INSTRUCTIONS TO FOLLOW:
From the records below, return every line containing the word "twitch".
START RECORD EXTRACTS
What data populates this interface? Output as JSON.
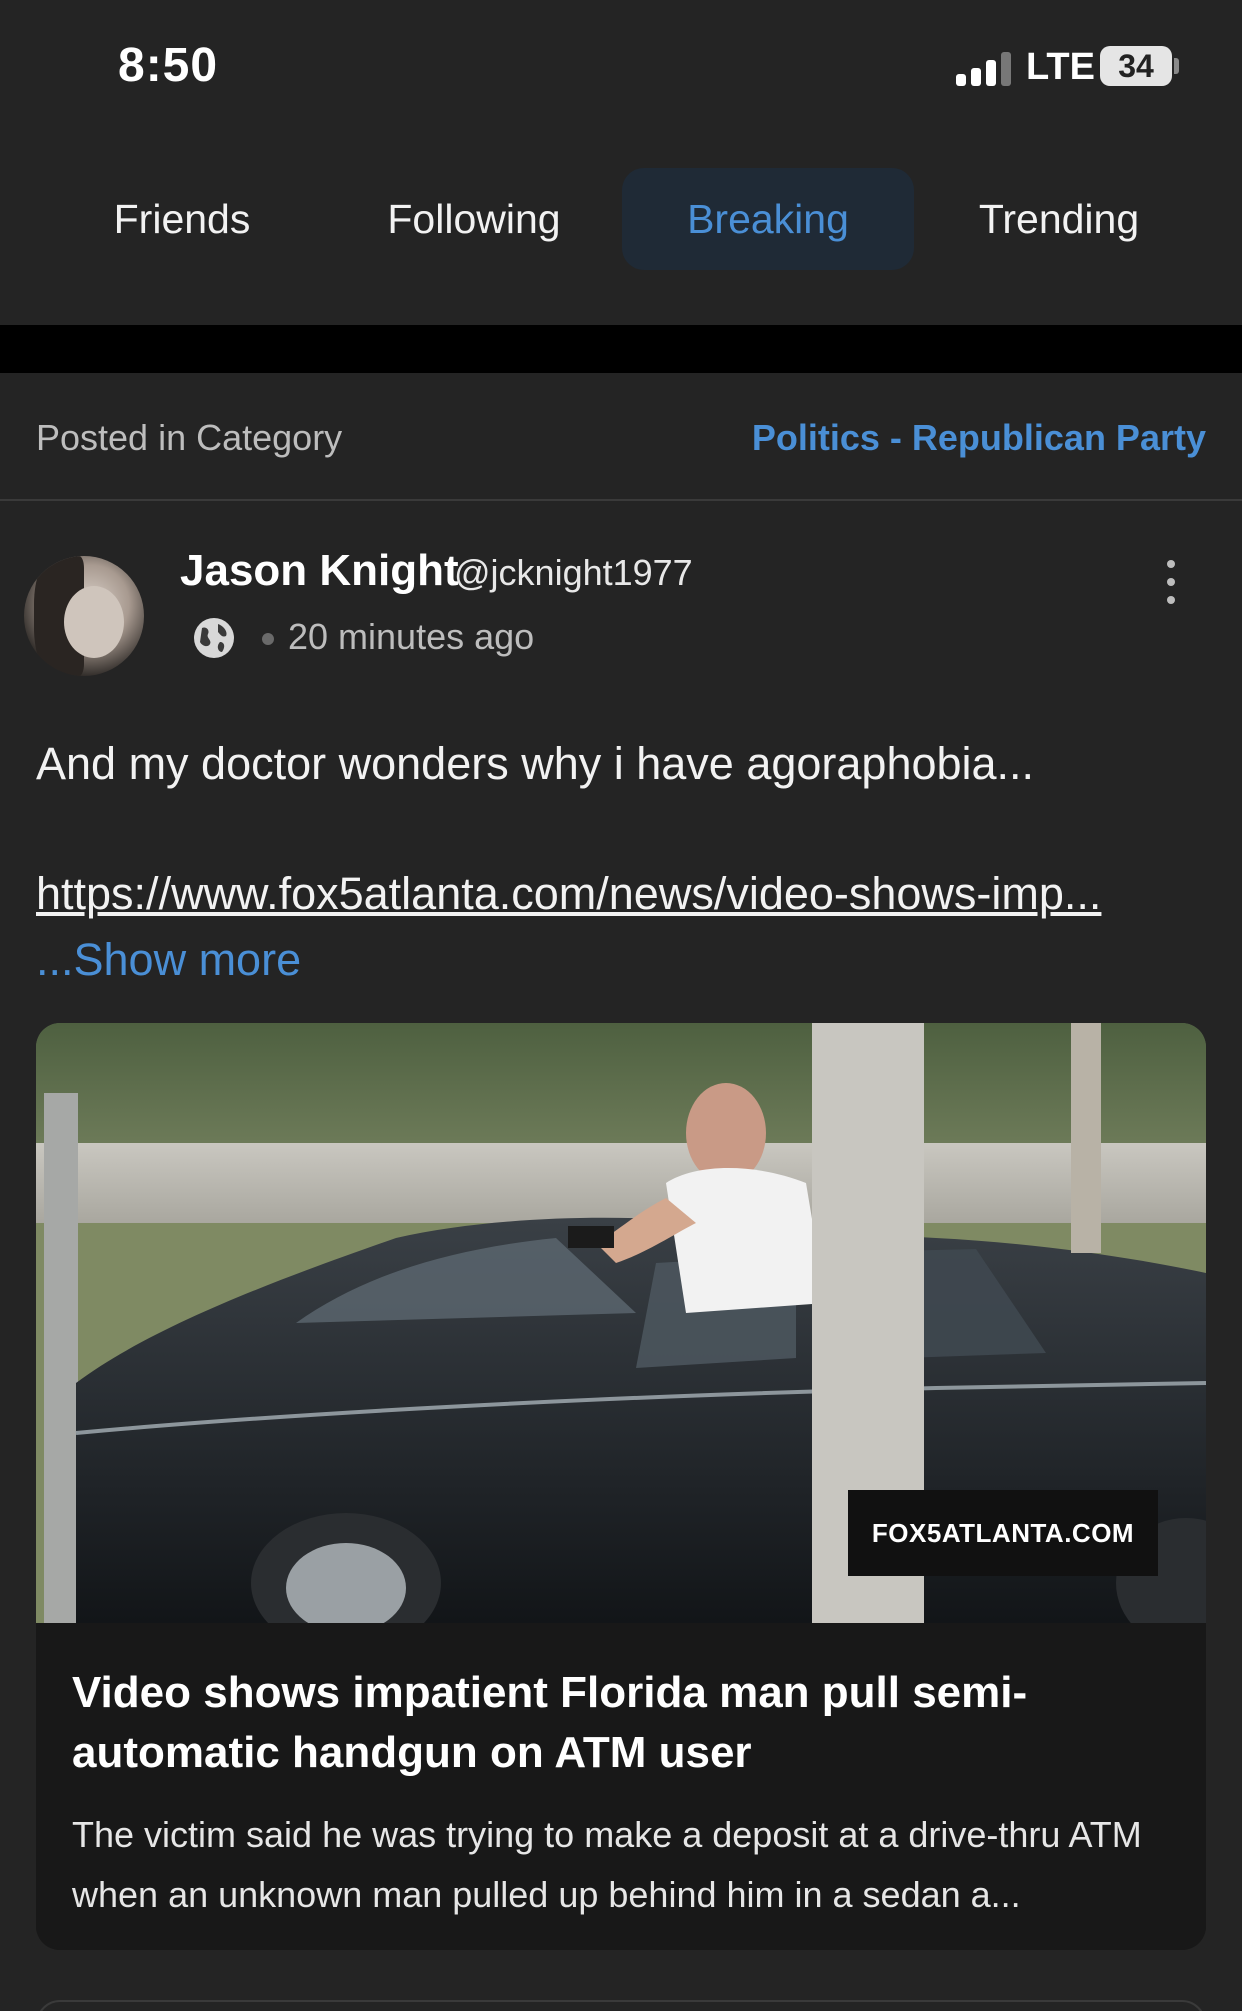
{
  "status_bar": {
    "time": "8:50",
    "network": "LTE",
    "battery": "34"
  },
  "tabs": [
    {
      "label": "Friends",
      "active": false
    },
    {
      "label": "Following",
      "active": false
    },
    {
      "label": "Breaking",
      "active": true
    },
    {
      "label": "Trending",
      "active": false
    }
  ],
  "category": {
    "label": "Posted in Category",
    "value": "Politics - Republican Party"
  },
  "post": {
    "author_name": "Jason Knight",
    "author_handle": "@jcknight1977",
    "visibility_icon": "globe-icon",
    "time_ago": "20 minutes ago",
    "text": "And my doctor wonders why i have agoraphobia...",
    "link": "https://www.fox5atlanta.com/news/video-shows-imp...",
    "show_more": "...Show more"
  },
  "link_card": {
    "source": "FOX5ATLANTA.COM",
    "title": "Video shows impatient Florida man pull semi-automatic handgun on ATM user",
    "description": "The victim said he was trying to make a deposit at a drive-thru ATM when an unknown man pulled up behind him in a sedan a..."
  },
  "colors": {
    "background": "#242424",
    "accent": "#4a8fd6",
    "active_tab_bg": "#1f2a36"
  }
}
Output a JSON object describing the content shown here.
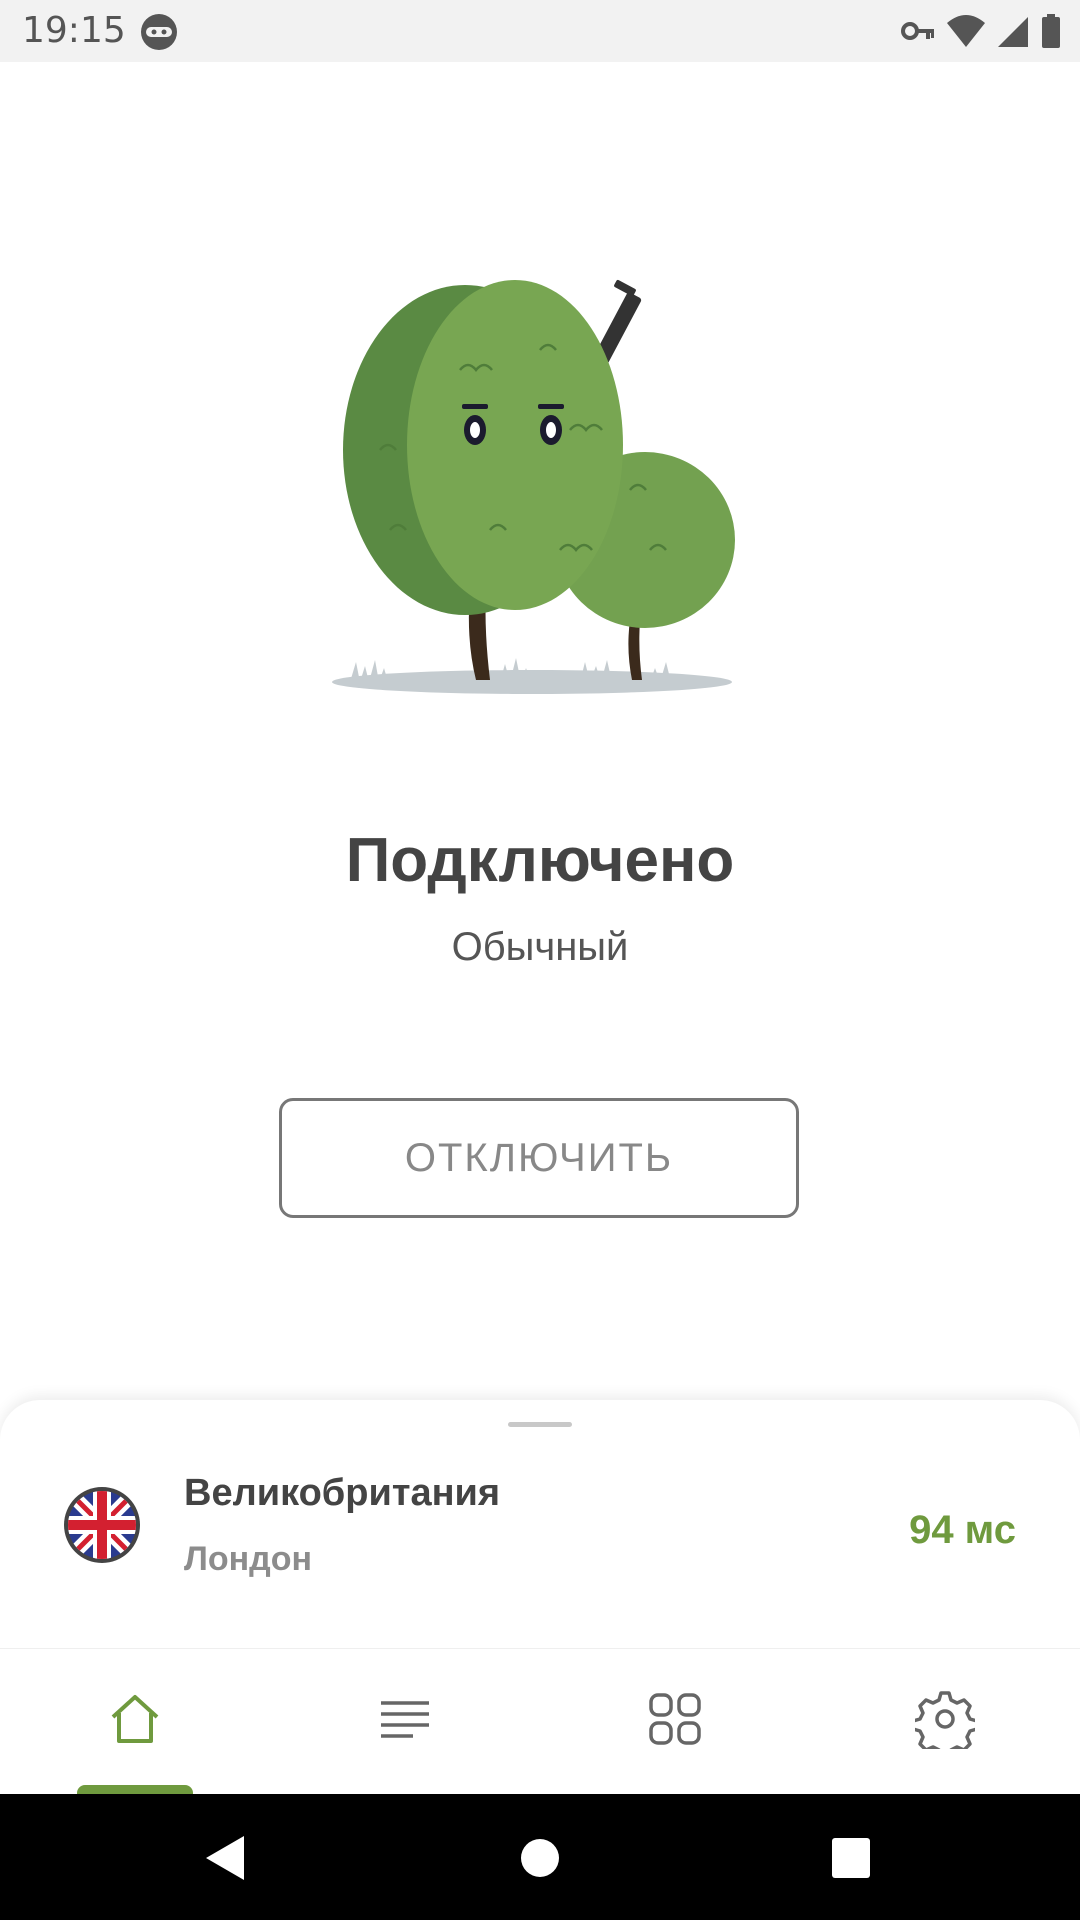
{
  "status_bar": {
    "time": "19:15",
    "icons": [
      "ninja-icon",
      "key-icon",
      "wifi-icon",
      "signal-icon",
      "battery-icon"
    ]
  },
  "hero": {
    "illustration": "bush-mascot-illustration"
  },
  "connection": {
    "status_title": "Подключено",
    "mode": "Обычный",
    "disconnect_label": "ОТКЛЮЧИТЬ"
  },
  "location": {
    "country": "Великобритания",
    "city": "Лондон",
    "ping": "94 мс",
    "flag": "uk-flag-icon",
    "ping_color": "#6f9a3e"
  },
  "bottom_nav": {
    "items": [
      {
        "icon": "home-icon",
        "active": true
      },
      {
        "icon": "list-icon",
        "active": false
      },
      {
        "icon": "apps-grid-icon",
        "active": false
      },
      {
        "icon": "gear-icon",
        "active": false
      }
    ],
    "accent": "#6f9a3e"
  },
  "system_nav": {
    "icons": [
      "back-icon",
      "home-circle-icon",
      "recents-icon"
    ]
  }
}
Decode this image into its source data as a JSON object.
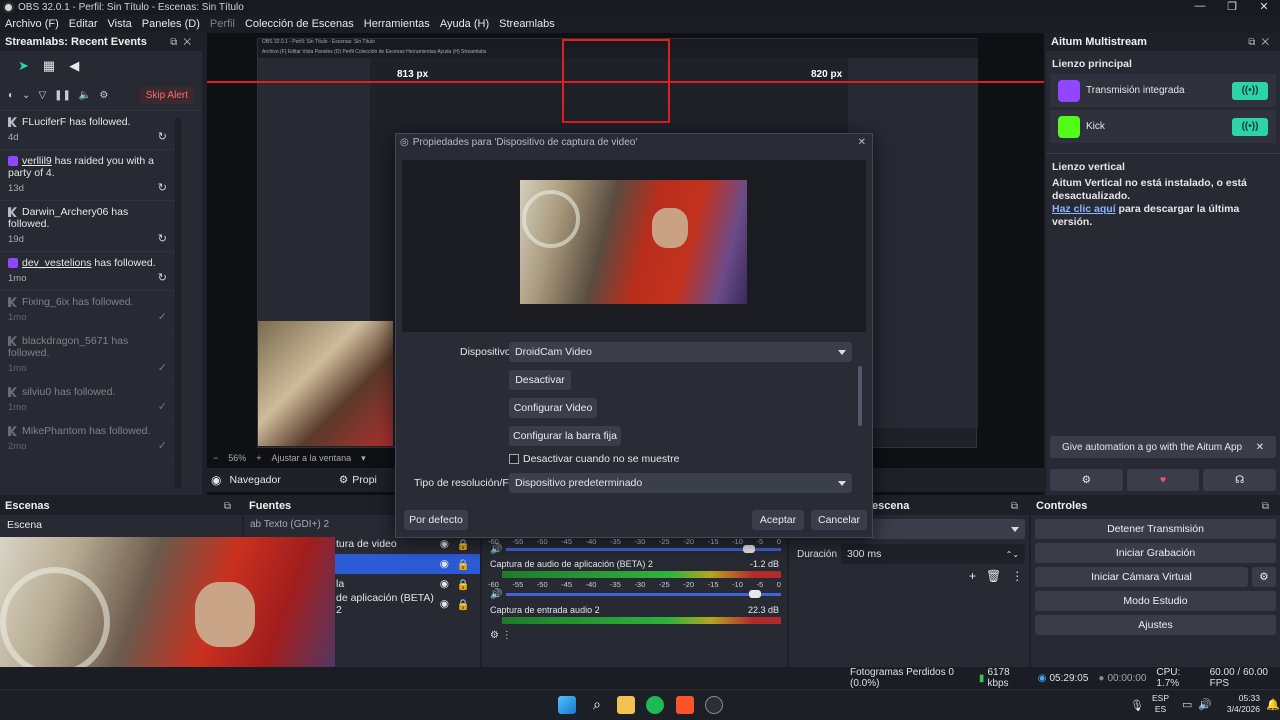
{
  "window": {
    "title": "OBS 32.0.1 - Perfil: Sin Título - Escenas: Sin Título",
    "controls": [
      "—",
      "❐",
      "✕"
    ]
  },
  "menu": {
    "items": [
      "Archivo (F)",
      "Editar",
      "Vista",
      "Paneles (D)",
      "Perfil",
      "Colección de Escenas",
      "Herramientas",
      "Ayuda (H)",
      "Streamlabs"
    ]
  },
  "events": {
    "title": "Streamlabs: Recent Events",
    "skip_alert": "Skip Alert",
    "items": [
      {
        "icon": "kick",
        "name": "FLuciferF",
        "text": " has followed.",
        "time": "4d",
        "action": "↻",
        "dim": false
      },
      {
        "icon": "twitch",
        "name": "verllil9",
        "text": " has raided you with a party of 4.",
        "time": "13d",
        "action": "↻",
        "dim": false
      },
      {
        "icon": "kick",
        "name": "Darwin_Archery06",
        "text": " has followed.",
        "time": "19d",
        "action": "↻",
        "dim": false
      },
      {
        "icon": "twitch",
        "name": "dev_vestelions",
        "text": " has followed.",
        "time": "1mo",
        "action": "↻",
        "dim": false
      },
      {
        "icon": "kick",
        "name": "Fixing_6ix",
        "text": " has followed.",
        "time": "1mo",
        "action": "✓",
        "dim": true
      },
      {
        "icon": "kick",
        "name": "blackdragon_5671",
        "text": " has followed.",
        "time": "1mo",
        "action": "✓",
        "dim": true
      },
      {
        "icon": "kick",
        "name": "silviu0",
        "text": " has followed.",
        "time": "1mo",
        "action": "✓",
        "dim": true
      },
      {
        "icon": "kick",
        "name": "MikePhantom",
        "text": " has followed.",
        "time": "2mo",
        "action": "✓",
        "dim": true
      }
    ]
  },
  "preview": {
    "px_left": "813 px",
    "px_right": "820 px",
    "zoom": "56%",
    "fit": "Ajustar a la ventana"
  },
  "nav": {
    "navegador": "Navegador",
    "propiedades": "Propi"
  },
  "dialog": {
    "title": "Propiedades para 'Dispositivo de captura de video'",
    "device_label": "Dispositivo",
    "device_value": "DroidCam Video",
    "btn_deactivate": "Desactivar",
    "btn_config_video": "Configurar Video",
    "btn_config_bar": "Configurar la barra fija",
    "checkbox_label": "Desactivar cuando no se muestre",
    "res_label": "Tipo de resolución/FPS",
    "res_value": "Dispositivo predeterminado",
    "btn_default": "Por defecto",
    "btn_accept": "Aceptar",
    "btn_cancel": "Cancelar"
  },
  "aitum": {
    "title": "Aitum Multistream",
    "main_canvas": "Lienzo principal",
    "outputs": [
      {
        "name": "Transmisión integrada",
        "icon": "twitch"
      },
      {
        "name": "Kick",
        "icon": "kick"
      }
    ],
    "vertical_title": "Lienzo vertical",
    "vertical_msg": "Aitum Vertical no está instalado, o está desactualizado.",
    "vertical_link": "Haz clic aquí",
    "vertical_tail": " para descargar la última versión.",
    "automation": "Give automation a go with the Aitum App"
  },
  "scenes": {
    "title": "Escenas",
    "items": [
      "Escena"
    ]
  },
  "sources": {
    "title": "Fuentes",
    "items": [
      "Texto (GDI+) 2",
      "tura de video",
      "",
      "la",
      "de aplicación (BETA) 2"
    ]
  },
  "mixer": {
    "scale": [
      "-60",
      "-55",
      "-50",
      "-45",
      "-40",
      "-35",
      "-30",
      "-25",
      "-20",
      "-15",
      "-10",
      "-5",
      "0"
    ],
    "channels": [
      {
        "name": "Captura de audio de aplicación (BETA) 2",
        "db": "-1.2 dB"
      },
      {
        "name": "Captura de entrada audio 2",
        "db": "22.3 dB"
      }
    ]
  },
  "transitions": {
    "title": "escena",
    "duration_label": "Duración",
    "duration_value": "300 ms"
  },
  "controls": {
    "title": "Controles",
    "buttons": [
      "Detener Transmisión",
      "Iniciar Grabación",
      "Iniciar Cámara Virtual",
      "Modo Estudio",
      "Ajustes"
    ]
  },
  "status": {
    "dropped": "Fotogramas Perdidos 0 (0.0%)",
    "kbps": "6178 kbps",
    "stream_time": "05:29:05",
    "rec_time": "00:00:00",
    "cpu": "CPU: 1.7%",
    "fps": "60.00 / 60.00 FPS"
  },
  "taskbar": {
    "lang": "ESP",
    "lang2": "ES",
    "time": "05:33",
    "date": "3/4/2026"
  },
  "colors": {
    "accent": "#2dd4a7",
    "twitch": "#9146ff",
    "kick": "#53fc18",
    "skip": "#ff6b6b"
  }
}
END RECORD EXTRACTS
YOUR SOLUTION:
        "icon": "twitch",
        "icon": "twitch",
        "icon": "twitch"
    "twitch": "#9146ff",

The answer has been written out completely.